> [Activity] Report how many lines in the entries below have the word "this" in them, and give no other words.

> [Input]
- - - - -

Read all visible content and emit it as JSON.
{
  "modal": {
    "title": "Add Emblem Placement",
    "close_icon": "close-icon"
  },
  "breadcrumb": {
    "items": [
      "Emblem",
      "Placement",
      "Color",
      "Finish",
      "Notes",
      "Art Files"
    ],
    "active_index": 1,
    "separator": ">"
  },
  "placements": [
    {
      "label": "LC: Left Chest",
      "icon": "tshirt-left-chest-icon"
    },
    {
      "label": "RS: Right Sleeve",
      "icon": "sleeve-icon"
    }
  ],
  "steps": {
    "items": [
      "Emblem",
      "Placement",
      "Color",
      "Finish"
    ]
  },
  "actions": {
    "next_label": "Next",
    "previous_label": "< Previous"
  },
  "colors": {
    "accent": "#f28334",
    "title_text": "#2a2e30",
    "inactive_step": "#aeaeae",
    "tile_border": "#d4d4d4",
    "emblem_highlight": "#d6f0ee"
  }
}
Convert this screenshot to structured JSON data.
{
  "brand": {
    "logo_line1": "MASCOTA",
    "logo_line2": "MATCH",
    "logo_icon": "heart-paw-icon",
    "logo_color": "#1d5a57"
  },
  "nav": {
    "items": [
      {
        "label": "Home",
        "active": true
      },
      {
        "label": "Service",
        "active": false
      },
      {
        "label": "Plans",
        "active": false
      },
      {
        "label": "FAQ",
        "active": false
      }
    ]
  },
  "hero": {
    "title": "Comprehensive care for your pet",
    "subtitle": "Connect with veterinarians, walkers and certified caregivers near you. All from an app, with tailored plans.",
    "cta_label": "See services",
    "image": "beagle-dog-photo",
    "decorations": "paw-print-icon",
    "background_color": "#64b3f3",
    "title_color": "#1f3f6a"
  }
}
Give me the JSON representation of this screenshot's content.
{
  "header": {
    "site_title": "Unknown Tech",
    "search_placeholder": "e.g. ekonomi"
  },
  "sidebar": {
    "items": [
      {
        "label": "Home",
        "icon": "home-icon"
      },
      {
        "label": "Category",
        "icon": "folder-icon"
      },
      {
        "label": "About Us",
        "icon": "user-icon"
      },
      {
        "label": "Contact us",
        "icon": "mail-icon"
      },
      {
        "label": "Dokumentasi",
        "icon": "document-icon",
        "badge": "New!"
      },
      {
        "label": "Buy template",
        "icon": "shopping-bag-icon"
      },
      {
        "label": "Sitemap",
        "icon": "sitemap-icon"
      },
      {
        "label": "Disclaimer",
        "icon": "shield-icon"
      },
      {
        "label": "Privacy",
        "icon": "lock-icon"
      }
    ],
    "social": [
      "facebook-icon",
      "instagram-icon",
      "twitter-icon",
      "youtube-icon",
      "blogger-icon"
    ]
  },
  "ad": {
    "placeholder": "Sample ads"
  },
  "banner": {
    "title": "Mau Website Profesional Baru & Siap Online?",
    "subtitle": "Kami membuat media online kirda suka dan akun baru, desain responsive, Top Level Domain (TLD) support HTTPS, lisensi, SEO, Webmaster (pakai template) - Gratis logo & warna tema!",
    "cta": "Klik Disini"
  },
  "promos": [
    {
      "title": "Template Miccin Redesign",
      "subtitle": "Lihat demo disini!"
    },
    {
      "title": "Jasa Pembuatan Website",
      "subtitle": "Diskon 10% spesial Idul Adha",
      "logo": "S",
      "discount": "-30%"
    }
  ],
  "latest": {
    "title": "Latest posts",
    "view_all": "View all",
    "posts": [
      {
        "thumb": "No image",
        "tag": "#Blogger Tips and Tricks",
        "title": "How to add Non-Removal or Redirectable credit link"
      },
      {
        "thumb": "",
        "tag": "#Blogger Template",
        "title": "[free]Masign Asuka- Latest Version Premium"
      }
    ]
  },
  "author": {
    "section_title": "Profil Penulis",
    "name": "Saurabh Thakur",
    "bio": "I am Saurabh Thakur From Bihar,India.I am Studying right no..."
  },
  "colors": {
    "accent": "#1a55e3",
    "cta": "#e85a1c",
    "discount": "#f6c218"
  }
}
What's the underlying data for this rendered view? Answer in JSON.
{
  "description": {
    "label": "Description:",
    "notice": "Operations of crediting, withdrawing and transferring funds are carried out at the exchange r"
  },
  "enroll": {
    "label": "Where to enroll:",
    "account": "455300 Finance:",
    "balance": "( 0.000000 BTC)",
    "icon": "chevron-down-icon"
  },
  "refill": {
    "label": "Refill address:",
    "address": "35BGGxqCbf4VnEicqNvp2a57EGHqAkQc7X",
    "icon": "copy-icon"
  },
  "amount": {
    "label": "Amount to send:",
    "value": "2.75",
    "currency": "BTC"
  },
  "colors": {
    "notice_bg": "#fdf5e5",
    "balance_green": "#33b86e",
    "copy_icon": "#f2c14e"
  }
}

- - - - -

> [Output of the exercise] 3